A Columbia University Medical Center study has found that blocking the nerve signals using this type of surgery could halt the growth of stomach cancers, the fourth-leading type of the disease and the second-highest contributor to cancer-related deaths around the world.

Botox works by preventing nerve cells from releasing a certain neurotransmitter known as acetylcholine, which for cosmetic treatments helps to reduce facial wrinkles by temporarily paralysing the muscles. Since acetylcholine typically stimulates the division of cells, using Botox to prevent the release of the neurotransmitter could actually slow cancer growth.

“Scientists have long observed that human and mouse cancers contain a lot of nerves in and around the tumour cells,” Professor of medicine at Columbia’s Herbert Irving Comprehensive Cancer Center Dr Timothy Wang remarked. “We wanted to understand more about the role of nerves in the initiation and growth of cancer, by focusing on stomach cancer.”

As well as its potential cancer-fighting abilities, Botox is being used increasingly in the medical profession to treat knee osteoarthritis, with the injections blocking the transmission of chemical signals sending pain information between nerves and the brain.

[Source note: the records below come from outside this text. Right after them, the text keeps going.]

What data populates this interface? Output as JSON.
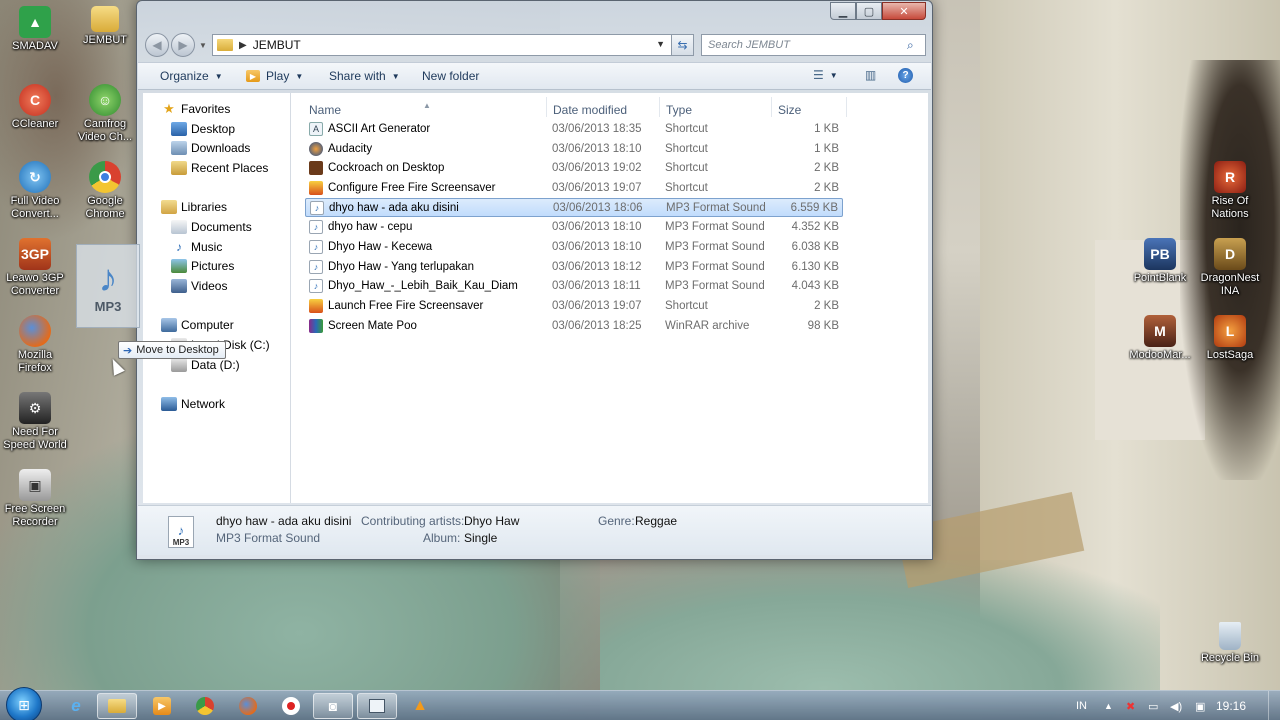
{
  "desktop": {
    "icons_left": [
      {
        "label": "SMADAV",
        "icon": "smadav-icon",
        "color": "#2fa14a"
      },
      {
        "label": "JEMBUT",
        "icon": "folder-icon",
        "color": "#e0b53e"
      },
      {
        "label": "CCleaner",
        "icon": "ccleaner-icon",
        "color": "#d9412f"
      },
      {
        "label": "Camfrog Video Ch...",
        "icon": "camfrog-icon",
        "color": "#3e9a3e"
      },
      {
        "label": "Full Video Convert...",
        "icon": "video-converter-icon",
        "color": "#2f7fc7"
      },
      {
        "label": "Google Chrome",
        "icon": "chrome-icon",
        "color": "#d9412f"
      },
      {
        "label": "Leawo 3GP Converter",
        "icon": "leawo-icon",
        "color": "#c04a20"
      },
      {
        "label": "Mozilla Firefox",
        "icon": "firefox-icon",
        "color": "#e06a1c"
      },
      {
        "label": "Need For Speed World",
        "icon": "nfs-icon",
        "color": "#444444"
      },
      {
        "label": "Free Screen Recorder",
        "icon": "screen-recorder-icon",
        "color": "#666666"
      }
    ],
    "icons_right": [
      {
        "label": "Rise Of Nations",
        "icon": "rise-of-nations-icon",
        "color": "#b53320"
      },
      {
        "label": "PointBlank",
        "icon": "pointblank-icon",
        "color": "#2a4f8a"
      },
      {
        "label": "DragonNest INA",
        "icon": "dragonnest-icon",
        "color": "#8a6a2a"
      },
      {
        "label": "ModooMar...",
        "icon": "modoomarble-icon",
        "color": "#7a3d2a"
      },
      {
        "label": "LostSaga",
        "icon": "lostsaga-icon",
        "color": "#c8501e"
      },
      {
        "label": "Recycle Bin",
        "icon": "recycle-bin-icon",
        "color": "#9fb3c6"
      }
    ]
  },
  "window": {
    "address_path": "JEMBUT",
    "search_placeholder": "Search JEMBUT",
    "toolbar": {
      "organize": "Organize",
      "play": "Play",
      "share_with": "Share with",
      "new_folder": "New folder"
    },
    "nav": {
      "favorites": "Favorites",
      "desktop": "Desktop",
      "downloads": "Downloads",
      "recent_places": "Recent Places",
      "libraries": "Libraries",
      "documents": "Documents",
      "music": "Music",
      "pictures": "Pictures",
      "videos": "Videos",
      "computer": "Computer",
      "local_disk": "Local Disk (C:)",
      "data_d": "Data (D:)",
      "network": "Network"
    },
    "columns": {
      "name": "Name",
      "date": "Date modified",
      "type": "Type",
      "size": "Size"
    },
    "files": [
      {
        "name": "ASCII Art Generator",
        "date": "03/06/2013 18:35",
        "type": "Shortcut",
        "size": "1 KB",
        "icon": "shortcut-icon"
      },
      {
        "name": "Audacity",
        "date": "03/06/2013 18:10",
        "type": "Shortcut",
        "size": "1 KB",
        "icon": "audacity-icon"
      },
      {
        "name": "Cockroach on Desktop",
        "date": "03/06/2013 19:02",
        "type": "Shortcut",
        "size": "2 KB",
        "icon": "cockroach-icon"
      },
      {
        "name": "Configure Free Fire Screensaver",
        "date": "03/06/2013 19:07",
        "type": "Shortcut",
        "size": "2 KB",
        "icon": "fire-icon"
      },
      {
        "name": "dhyo haw - ada aku disini",
        "date": "03/06/2013 18:06",
        "type": "MP3 Format Sound",
        "size": "6.559 KB",
        "icon": "mp3-icon",
        "selected": true
      },
      {
        "name": "dhyo haw - cepu",
        "date": "03/06/2013 18:10",
        "type": "MP3 Format Sound",
        "size": "4.352 KB",
        "icon": "mp3-icon"
      },
      {
        "name": "Dhyo Haw - Kecewa",
        "date": "03/06/2013 18:10",
        "type": "MP3 Format Sound",
        "size": "6.038 KB",
        "icon": "mp3-icon"
      },
      {
        "name": "Dhyo Haw - Yang terlupakan",
        "date": "03/06/2013 18:12",
        "type": "MP3 Format Sound",
        "size": "6.130 KB",
        "icon": "mp3-icon"
      },
      {
        "name": "Dhyo_Haw_-_Lebih_Baik_Kau_Diam",
        "date": "03/06/2013 18:11",
        "type": "MP3 Format Sound",
        "size": "4.043 KB",
        "icon": "mp3-icon"
      },
      {
        "name": "Launch Free Fire Screensaver",
        "date": "03/06/2013 19:07",
        "type": "Shortcut",
        "size": "2 KB",
        "icon": "fire-icon"
      },
      {
        "name": "Screen Mate Poo",
        "date": "03/06/2013 18:25",
        "type": "WinRAR archive",
        "size": "98 KB",
        "icon": "winrar-icon"
      }
    ],
    "details": {
      "title": "dhyo haw - ada aku disini",
      "subtitle": "MP3 Format Sound",
      "artists_label": "Contributing artists:",
      "artists_value": "Dhyo Haw",
      "album_label": "Album:",
      "album_value": "Single",
      "genre_label": "Genre:",
      "genre_value": "Reggae"
    }
  },
  "drag": {
    "ghost_label": "MP3",
    "tooltip": "Move to Desktop"
  },
  "taskbar": {
    "language": "IN",
    "clock": "19:16"
  }
}
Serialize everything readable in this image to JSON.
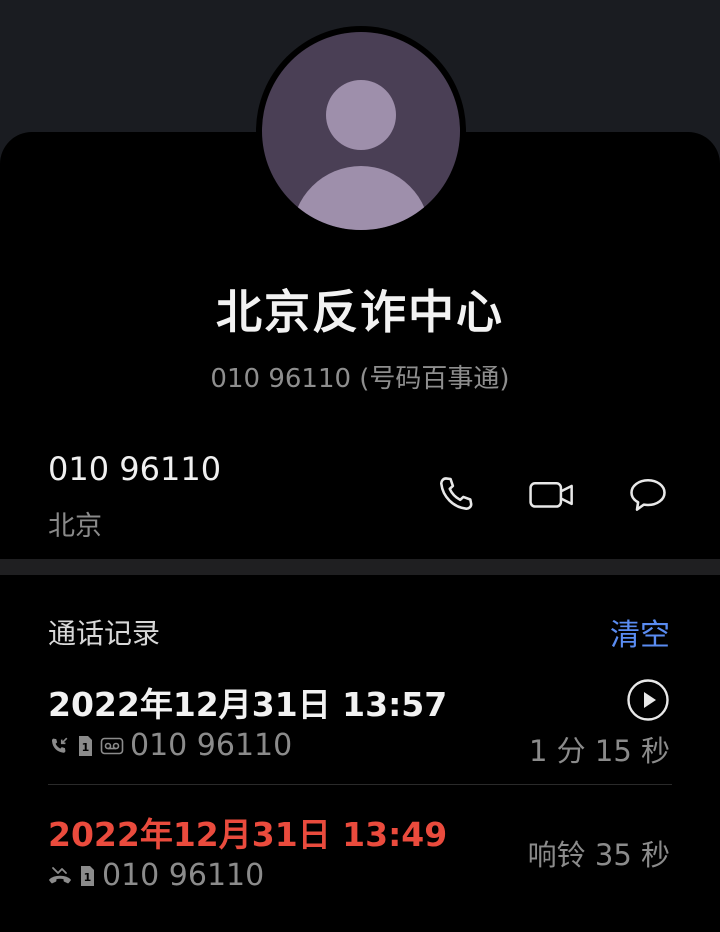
{
  "contact": {
    "name": "北京反诈中心",
    "subtitle": "010 96110 (号码百事通)",
    "number": "010 96110",
    "location": "北京"
  },
  "actions": {
    "call_icon": "phone-icon",
    "video_icon": "video-call-icon",
    "message_icon": "message-icon"
  },
  "call_log": {
    "title": "通话记录",
    "clear_label": "清空",
    "records": [
      {
        "datetime": "2022年12月31日 13:57",
        "number": "010 96110",
        "duration": "1 分 15 秒",
        "type": "incoming-answered",
        "icons": [
          "incoming-call-icon",
          "sim1-icon",
          "voicemail-icon"
        ],
        "has_playback": true
      },
      {
        "datetime": "2022年12月31日 13:49",
        "number": "010 96110",
        "duration": "响铃 35 秒",
        "type": "missed",
        "icons": [
          "missed-call-icon",
          "sim1-icon"
        ],
        "has_playback": false
      }
    ]
  },
  "colors": {
    "background": "#1a1c21",
    "card": "#000000",
    "accent": "#5a8cf2",
    "missed": "#ea4b3d",
    "avatar_bg": "#4a3f55",
    "avatar_fg": "#9e8fab"
  }
}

It can also be used to help treat abnormal eyelid spasms and twitching, crossed eyes, muscle stiffness in finger, wrist and elbow muscles, chronic migraines and the symptoms of abnormal underarm sweating.